[Start of Attachment]

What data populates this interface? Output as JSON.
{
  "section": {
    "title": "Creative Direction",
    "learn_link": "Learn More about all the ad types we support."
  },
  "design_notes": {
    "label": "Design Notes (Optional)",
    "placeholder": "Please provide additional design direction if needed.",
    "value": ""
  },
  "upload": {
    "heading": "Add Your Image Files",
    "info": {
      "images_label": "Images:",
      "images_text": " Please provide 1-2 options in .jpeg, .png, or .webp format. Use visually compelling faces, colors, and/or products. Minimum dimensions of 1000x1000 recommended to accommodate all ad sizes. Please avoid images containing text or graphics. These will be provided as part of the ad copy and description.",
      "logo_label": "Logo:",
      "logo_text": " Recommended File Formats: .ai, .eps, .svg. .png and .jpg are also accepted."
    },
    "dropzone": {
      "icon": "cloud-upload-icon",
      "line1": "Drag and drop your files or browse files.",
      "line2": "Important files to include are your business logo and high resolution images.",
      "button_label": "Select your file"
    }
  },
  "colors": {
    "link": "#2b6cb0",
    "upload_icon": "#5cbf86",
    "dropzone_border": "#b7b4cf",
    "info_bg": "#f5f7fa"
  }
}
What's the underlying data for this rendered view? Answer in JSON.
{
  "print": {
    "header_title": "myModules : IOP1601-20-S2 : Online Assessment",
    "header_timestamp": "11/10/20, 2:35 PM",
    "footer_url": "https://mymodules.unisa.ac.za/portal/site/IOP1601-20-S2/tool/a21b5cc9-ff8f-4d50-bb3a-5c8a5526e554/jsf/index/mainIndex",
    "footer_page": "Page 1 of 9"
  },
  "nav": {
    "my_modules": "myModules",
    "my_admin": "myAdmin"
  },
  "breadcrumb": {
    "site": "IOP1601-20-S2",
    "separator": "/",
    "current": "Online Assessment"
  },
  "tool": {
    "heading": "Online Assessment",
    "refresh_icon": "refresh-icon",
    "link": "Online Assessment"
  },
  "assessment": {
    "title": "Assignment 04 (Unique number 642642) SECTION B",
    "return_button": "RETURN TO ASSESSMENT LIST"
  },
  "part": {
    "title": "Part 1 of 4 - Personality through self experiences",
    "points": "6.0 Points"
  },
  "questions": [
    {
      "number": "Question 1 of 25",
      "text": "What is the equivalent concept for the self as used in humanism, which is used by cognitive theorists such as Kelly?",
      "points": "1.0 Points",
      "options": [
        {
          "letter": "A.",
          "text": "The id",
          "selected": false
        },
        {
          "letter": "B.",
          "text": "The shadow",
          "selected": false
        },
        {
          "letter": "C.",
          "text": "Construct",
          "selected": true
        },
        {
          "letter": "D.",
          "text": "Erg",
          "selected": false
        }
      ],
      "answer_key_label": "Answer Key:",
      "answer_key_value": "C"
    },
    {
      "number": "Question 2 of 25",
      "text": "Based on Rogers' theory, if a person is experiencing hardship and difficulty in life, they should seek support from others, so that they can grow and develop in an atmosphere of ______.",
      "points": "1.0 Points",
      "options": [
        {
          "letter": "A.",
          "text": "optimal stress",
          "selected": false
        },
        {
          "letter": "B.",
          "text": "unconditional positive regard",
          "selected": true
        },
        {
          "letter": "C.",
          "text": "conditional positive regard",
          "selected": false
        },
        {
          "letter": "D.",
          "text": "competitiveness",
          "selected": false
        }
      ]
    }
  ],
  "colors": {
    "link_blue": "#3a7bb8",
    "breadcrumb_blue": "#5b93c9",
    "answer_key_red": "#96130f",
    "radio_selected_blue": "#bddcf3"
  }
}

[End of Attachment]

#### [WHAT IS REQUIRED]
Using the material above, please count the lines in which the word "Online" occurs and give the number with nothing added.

#### [RESULT BELOW]
4